=== Entries supplied ===

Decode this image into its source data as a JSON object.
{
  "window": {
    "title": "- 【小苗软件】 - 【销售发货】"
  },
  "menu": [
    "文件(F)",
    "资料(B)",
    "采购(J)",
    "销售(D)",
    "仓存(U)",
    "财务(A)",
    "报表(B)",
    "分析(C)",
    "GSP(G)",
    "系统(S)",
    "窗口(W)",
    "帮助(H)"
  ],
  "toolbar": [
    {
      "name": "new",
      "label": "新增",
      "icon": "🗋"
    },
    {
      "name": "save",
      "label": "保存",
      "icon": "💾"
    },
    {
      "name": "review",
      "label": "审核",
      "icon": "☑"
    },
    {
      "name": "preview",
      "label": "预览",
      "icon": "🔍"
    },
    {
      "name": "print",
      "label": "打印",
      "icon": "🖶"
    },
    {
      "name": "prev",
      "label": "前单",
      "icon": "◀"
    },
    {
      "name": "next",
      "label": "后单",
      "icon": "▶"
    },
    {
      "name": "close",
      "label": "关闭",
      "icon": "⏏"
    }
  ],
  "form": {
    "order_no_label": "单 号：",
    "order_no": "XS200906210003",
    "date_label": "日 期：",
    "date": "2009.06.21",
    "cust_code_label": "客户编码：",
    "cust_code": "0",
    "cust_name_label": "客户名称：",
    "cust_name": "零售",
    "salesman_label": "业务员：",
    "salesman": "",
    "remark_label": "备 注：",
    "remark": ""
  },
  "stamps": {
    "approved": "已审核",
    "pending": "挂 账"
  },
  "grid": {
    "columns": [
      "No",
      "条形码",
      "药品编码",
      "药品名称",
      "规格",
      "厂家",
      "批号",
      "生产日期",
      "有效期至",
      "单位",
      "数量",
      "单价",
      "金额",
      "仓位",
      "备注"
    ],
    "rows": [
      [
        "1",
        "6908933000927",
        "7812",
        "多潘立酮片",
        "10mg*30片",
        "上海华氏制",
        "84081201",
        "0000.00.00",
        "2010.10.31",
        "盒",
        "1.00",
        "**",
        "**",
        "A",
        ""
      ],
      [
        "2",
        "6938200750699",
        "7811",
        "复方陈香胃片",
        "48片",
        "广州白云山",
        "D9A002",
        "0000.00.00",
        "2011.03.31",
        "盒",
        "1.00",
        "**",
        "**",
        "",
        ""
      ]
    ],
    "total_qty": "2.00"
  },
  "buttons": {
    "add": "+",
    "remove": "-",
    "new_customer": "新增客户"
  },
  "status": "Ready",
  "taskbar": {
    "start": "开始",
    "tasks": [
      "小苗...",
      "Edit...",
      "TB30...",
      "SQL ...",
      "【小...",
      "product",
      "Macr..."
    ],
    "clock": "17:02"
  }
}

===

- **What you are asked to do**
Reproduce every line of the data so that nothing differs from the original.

- **Reply**
Decode this image into its source data as a JSON object.
{
  "window": {
    "title": "- 【小苗软件】 - 【销售发货】"
  },
  "menu": [
    "文件(F)",
    "资料(B)",
    "采购(J)",
    "销售(D)",
    "仓存(U)",
    "财务(A)",
    "报表(B)",
    "分析(C)",
    "GSP(G)",
    "系统(S)",
    "窗口(W)",
    "帮助(H)"
  ],
  "toolbar": [
    {
      "name": "new",
      "label": "新增",
      "icon": "🗋"
    },
    {
      "name": "save",
      "label": "保存",
      "icon": "💾"
    },
    {
      "name": "review",
      "label": "审核",
      "icon": "☑"
    },
    {
      "name": "preview",
      "label": "预览",
      "icon": "🔍"
    },
    {
      "name": "print",
      "label": "打印",
      "icon": "🖶"
    },
    {
      "name": "prev",
      "label": "前单",
      "icon": "◀"
    },
    {
      "name": "next",
      "label": "后单",
      "icon": "▶"
    },
    {
      "name": "close",
      "label": "关闭",
      "icon": "⏏"
    }
  ],
  "form": {
    "order_no_label": "单 号：",
    "order_no": "XS200906210003",
    "date_label": "日 期：",
    "date": "2009.06.21",
    "cust_code_label": "客户编码：",
    "cust_code": "0",
    "cust_name_label": "客户名称：",
    "cust_name": "零售",
    "salesman_label": "业务员：",
    "salesman": "",
    "remark_label": "备 注：",
    "remark": ""
  },
  "stamps": {
    "approved": "已审核",
    "pending": "挂 账"
  },
  "grid": {
    "columns": [
      "No",
      "条形码",
      "药品编码",
      "药品名称",
      "规格",
      "厂家",
      "批号",
      "生产日期",
      "有效期至",
      "单位",
      "数量",
      "单价",
      "金额",
      "仓位",
      "备注"
    ],
    "rows": [
      [
        "1",
        "6908933000927",
        "7812",
        "多潘立酮片",
        "10mg*30片",
        "上海华氏制",
        "84081201",
        "0000.00.00",
        "2010.10.31",
        "盒",
        "1.00",
        "**",
        "**",
        "A",
        ""
      ],
      [
        "2",
        "6938200750699",
        "7811",
        "复方陈香胃片",
        "48片",
        "广州白云山",
        "D9A002",
        "0000.00.00",
        "2011.03.31",
        "盒",
        "1.00",
        "**",
        "**",
        "",
        ""
      ]
    ],
    "total_qty": "2.00"
  },
  "buttons": {
    "add": "+",
    "remove": "-",
    "new_customer": "新增客户"
  },
  "status": "Ready",
  "taskbar": {
    "start": "开始",
    "tasks": [
      "小苗...",
      "Edit...",
      "TB30...",
      "SQL ...",
      "【小...",
      "product",
      "Macr..."
    ],
    "clock": "17:02"
  }
}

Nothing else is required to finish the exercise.